* **Task**
Down to the last line, print the data that follows exactly, without its pictures.

* **Records from a data source**
---
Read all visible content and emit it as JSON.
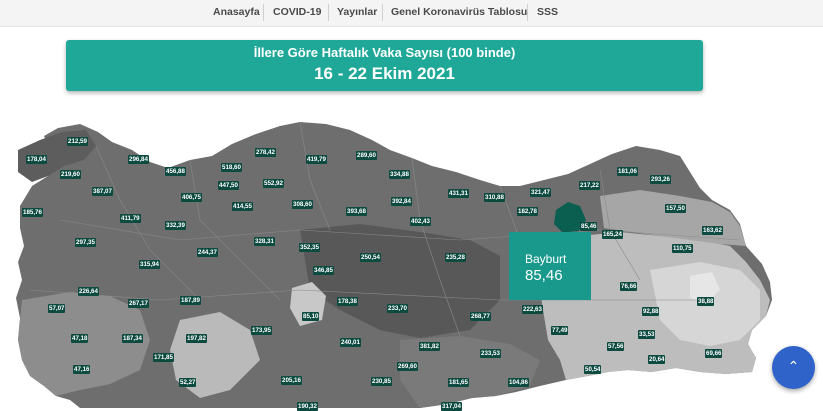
{
  "nav": {
    "items": [
      "Anasayfa",
      "COVID-19",
      "Yayınlar",
      "Genel Koronavirüs Tablosu",
      "SSS"
    ]
  },
  "banner": {
    "title": "İllere Göre Haftalık Vaka Sayısı (100 binde)",
    "date": "16 - 22 Ekim 2021"
  },
  "map": {
    "labels": [
      "212,59",
      "178,04",
      "296,84",
      "219,60",
      "456,88",
      "518,60",
      "278,42",
      "419,79",
      "289,60",
      "334,88",
      "181,06",
      "293,26",
      "387,07",
      "447,50",
      "406,75",
      "552,92",
      "431,31",
      "310,88",
      "321,47",
      "217,22",
      "185,76",
      "414,55",
      "308,60",
      "393,68",
      "392,84",
      "182,78",
      "157,50",
      "411,79",
      "402,43",
      "85,46",
      "163,62",
      "332,39",
      "328,31",
      "165,24",
      "297,35",
      "244,37",
      "352,35",
      "235,28",
      "110,75",
      "315,94",
      "250,54",
      "346,85",
      "226,64",
      "178,38",
      "76,66",
      "57,07",
      "267,17",
      "187,89",
      "233,70",
      "268,77",
      "222,63",
      "92,88",
      "38,88",
      "85,10",
      "173,95",
      "47,18",
      "187,34",
      "197,82",
      "240,01",
      "381,82",
      "77,49",
      "33,53",
      "57,56",
      "69,66",
      "171,85",
      "233,53",
      "269,60",
      "20,64",
      "47,16",
      "50,54",
      "52,27",
      "205,16",
      "230,85",
      "181,65",
      "104,86",
      "190,32",
      "317,04"
    ],
    "colors": {
      "sea": "#ffffff",
      "dark": "#616161",
      "mid": "#7e7e7e",
      "light": "#9c9c9c",
      "lighter": "#bdbdbd",
      "lightest": "#dcdcdc",
      "highlight": "#0a5f50",
      "label_bg": "#0d4b41"
    }
  },
  "tooltip": {
    "name": "Bayburt",
    "value": "85,46"
  },
  "fab": {
    "icon": "chevron-up-icon",
    "glyph": "⌃"
  }
}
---
* **Written answer**
Read all visible content and emit it as JSON.
{
  "nav": {
    "items": [
      "Anasayfa",
      "COVID-19",
      "Yayınlar",
      "Genel Koronavirüs Tablosu",
      "SSS"
    ]
  },
  "banner": {
    "title": "İllere Göre Haftalık Vaka Sayısı (100 binde)",
    "date": "16 - 22 Ekim 2021"
  },
  "map": {
    "labels": [
      "212,59",
      "178,04",
      "296,84",
      "219,60",
      "456,88",
      "518,60",
      "278,42",
      "419,79",
      "289,60",
      "334,88",
      "181,06",
      "293,26",
      "387,07",
      "447,50",
      "406,75",
      "552,92",
      "431,31",
      "310,88",
      "321,47",
      "217,22",
      "185,76",
      "414,55",
      "308,60",
      "393,68",
      "392,84",
      "182,78",
      "157,50",
      "411,79",
      "402,43",
      "85,46",
      "163,62",
      "332,39",
      "328,31",
      "165,24",
      "297,35",
      "244,37",
      "352,35",
      "235,28",
      "110,75",
      "315,94",
      "250,54",
      "346,85",
      "226,64",
      "178,38",
      "76,66",
      "57,07",
      "267,17",
      "187,89",
      "233,70",
      "268,77",
      "222,63",
      "92,88",
      "38,88",
      "85,10",
      "173,95",
      "47,18",
      "187,34",
      "197,82",
      "240,01",
      "381,82",
      "77,49",
      "33,53",
      "57,56",
      "69,66",
      "171,85",
      "233,53",
      "269,60",
      "20,64",
      "47,16",
      "50,54",
      "52,27",
      "205,16",
      "230,85",
      "181,65",
      "104,86",
      "190,32",
      "317,04"
    ],
    "colors": {
      "sea": "#ffffff",
      "dark": "#616161",
      "mid": "#7e7e7e",
      "light": "#9c9c9c",
      "lighter": "#bdbdbd",
      "lightest": "#dcdcdc",
      "highlight": "#0a5f50",
      "label_bg": "#0d4b41"
    }
  },
  "tooltip": {
    "name": "Bayburt",
    "value": "85,46"
  },
  "fab": {
    "icon": "chevron-up-icon",
    "glyph": "⌃"
  }
}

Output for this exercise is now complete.